** Opening Data for review block **
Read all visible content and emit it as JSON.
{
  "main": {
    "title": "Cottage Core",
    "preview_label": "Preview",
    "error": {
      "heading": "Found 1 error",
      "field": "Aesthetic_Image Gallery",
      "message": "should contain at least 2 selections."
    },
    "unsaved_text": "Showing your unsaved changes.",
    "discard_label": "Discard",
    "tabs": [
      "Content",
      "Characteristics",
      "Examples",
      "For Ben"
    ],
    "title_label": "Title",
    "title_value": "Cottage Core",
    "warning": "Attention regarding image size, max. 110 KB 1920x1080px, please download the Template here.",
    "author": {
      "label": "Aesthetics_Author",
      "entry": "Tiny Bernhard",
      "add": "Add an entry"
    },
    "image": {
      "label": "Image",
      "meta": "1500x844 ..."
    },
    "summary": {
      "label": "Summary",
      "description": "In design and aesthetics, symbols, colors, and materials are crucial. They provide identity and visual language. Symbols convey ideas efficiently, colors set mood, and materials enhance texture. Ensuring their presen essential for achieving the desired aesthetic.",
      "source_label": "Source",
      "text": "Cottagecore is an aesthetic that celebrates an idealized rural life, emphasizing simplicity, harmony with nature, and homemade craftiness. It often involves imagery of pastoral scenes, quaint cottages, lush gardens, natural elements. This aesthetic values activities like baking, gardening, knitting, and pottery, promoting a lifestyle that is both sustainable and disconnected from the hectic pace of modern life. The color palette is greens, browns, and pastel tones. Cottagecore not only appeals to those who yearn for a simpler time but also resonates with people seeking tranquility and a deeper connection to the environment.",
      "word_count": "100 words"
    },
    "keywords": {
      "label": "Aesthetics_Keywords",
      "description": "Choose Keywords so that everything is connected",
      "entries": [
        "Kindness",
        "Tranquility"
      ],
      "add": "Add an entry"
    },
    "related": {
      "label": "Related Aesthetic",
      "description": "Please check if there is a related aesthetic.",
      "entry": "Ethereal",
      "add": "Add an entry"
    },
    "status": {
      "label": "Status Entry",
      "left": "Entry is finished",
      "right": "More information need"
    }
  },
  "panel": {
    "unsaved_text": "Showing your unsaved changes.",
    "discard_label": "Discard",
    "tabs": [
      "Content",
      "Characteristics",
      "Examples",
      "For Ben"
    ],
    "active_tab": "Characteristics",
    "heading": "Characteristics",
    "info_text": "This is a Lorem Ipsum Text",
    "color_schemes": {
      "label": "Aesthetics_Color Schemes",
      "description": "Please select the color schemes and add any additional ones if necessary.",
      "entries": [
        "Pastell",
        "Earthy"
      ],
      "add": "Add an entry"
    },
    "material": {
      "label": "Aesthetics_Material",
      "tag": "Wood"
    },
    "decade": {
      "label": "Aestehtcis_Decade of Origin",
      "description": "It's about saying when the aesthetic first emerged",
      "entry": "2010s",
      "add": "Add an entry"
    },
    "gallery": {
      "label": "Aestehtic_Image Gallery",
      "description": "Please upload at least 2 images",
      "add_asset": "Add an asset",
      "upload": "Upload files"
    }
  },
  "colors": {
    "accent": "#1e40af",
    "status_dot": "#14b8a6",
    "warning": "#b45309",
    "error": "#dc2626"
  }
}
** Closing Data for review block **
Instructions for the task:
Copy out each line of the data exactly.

Exercise response:
Read all visible content and emit it as JSON.
{
  "main": {
    "title": "Cottage Core",
    "preview_label": "Preview",
    "error": {
      "heading": "Found 1 error",
      "field": "Aesthetic_Image Gallery",
      "message": "should contain at least 2 selections."
    },
    "unsaved_text": "Showing your unsaved changes.",
    "discard_label": "Discard",
    "tabs": [
      "Content",
      "Characteristics",
      "Examples",
      "For Ben"
    ],
    "title_label": "Title",
    "title_value": "Cottage Core",
    "warning": "Attention regarding image size, max. 110 KB 1920x1080px, please download the Template here.",
    "author": {
      "label": "Aesthetics_Author",
      "entry": "Tiny Bernhard",
      "add": "Add an entry"
    },
    "image": {
      "label": "Image",
      "meta": "1500x844 ..."
    },
    "summary": {
      "label": "Summary",
      "description": "In design and aesthetics, symbols, colors, and materials are crucial. They provide identity and visual language. Symbols convey ideas efficiently, colors set mood, and materials enhance texture. Ensuring their presen essential for achieving the desired aesthetic.",
      "source_label": "Source",
      "text": "Cottagecore is an aesthetic that celebrates an idealized rural life, emphasizing simplicity, harmony with nature, and homemade craftiness. It often involves imagery of pastoral scenes, quaint cottages, lush gardens, natural elements. This aesthetic values activities like baking, gardening, knitting, and pottery, promoting a lifestyle that is both sustainable and disconnected from the hectic pace of modern life. The color palette is greens, browns, and pastel tones. Cottagecore not only appeals to those who yearn for a simpler time but also resonates with people seeking tranquility and a deeper connection to the environment.",
      "word_count": "100 words"
    },
    "keywords": {
      "label": "Aesthetics_Keywords",
      "description": "Choose Keywords so that everything is connected",
      "entries": [
        "Kindness",
        "Tranquility"
      ],
      "add": "Add an entry"
    },
    "related": {
      "label": "Related Aesthetic",
      "description": "Please check if there is a related aesthetic.",
      "entry": "Ethereal",
      "add": "Add an entry"
    },
    "status": {
      "label": "Status Entry",
      "left": "Entry is finished",
      "right": "More information need"
    }
  },
  "panel": {
    "unsaved_text": "Showing your unsaved changes.",
    "discard_label": "Discard",
    "tabs": [
      "Content",
      "Characteristics",
      "Examples",
      "For Ben"
    ],
    "active_tab": "Characteristics",
    "heading": "Characteristics",
    "info_text": "This is a Lorem Ipsum Text",
    "color_schemes": {
      "label": "Aesthetics_Color Schemes",
      "description": "Please select the color schemes and add any additional ones if necessary.",
      "entries": [
        "Pastell",
        "Earthy"
      ],
      "add": "Add an entry"
    },
    "material": {
      "label": "Aesthetics_Material",
      "tag": "Wood"
    },
    "decade": {
      "label": "Aestehtcis_Decade of Origin",
      "description": "It's about saying when the aesthetic first emerged",
      "entry": "2010s",
      "add": "Add an entry"
    },
    "gallery": {
      "label": "Aestehtic_Image Gallery",
      "description": "Please upload at least 2 images",
      "add_asset": "Add an asset",
      "upload": "Upload files"
    }
  },
  "colors": {
    "accent": "#1e40af",
    "status_dot": "#14b8a6",
    "warning": "#b45309",
    "error": "#dc2626"
  }
}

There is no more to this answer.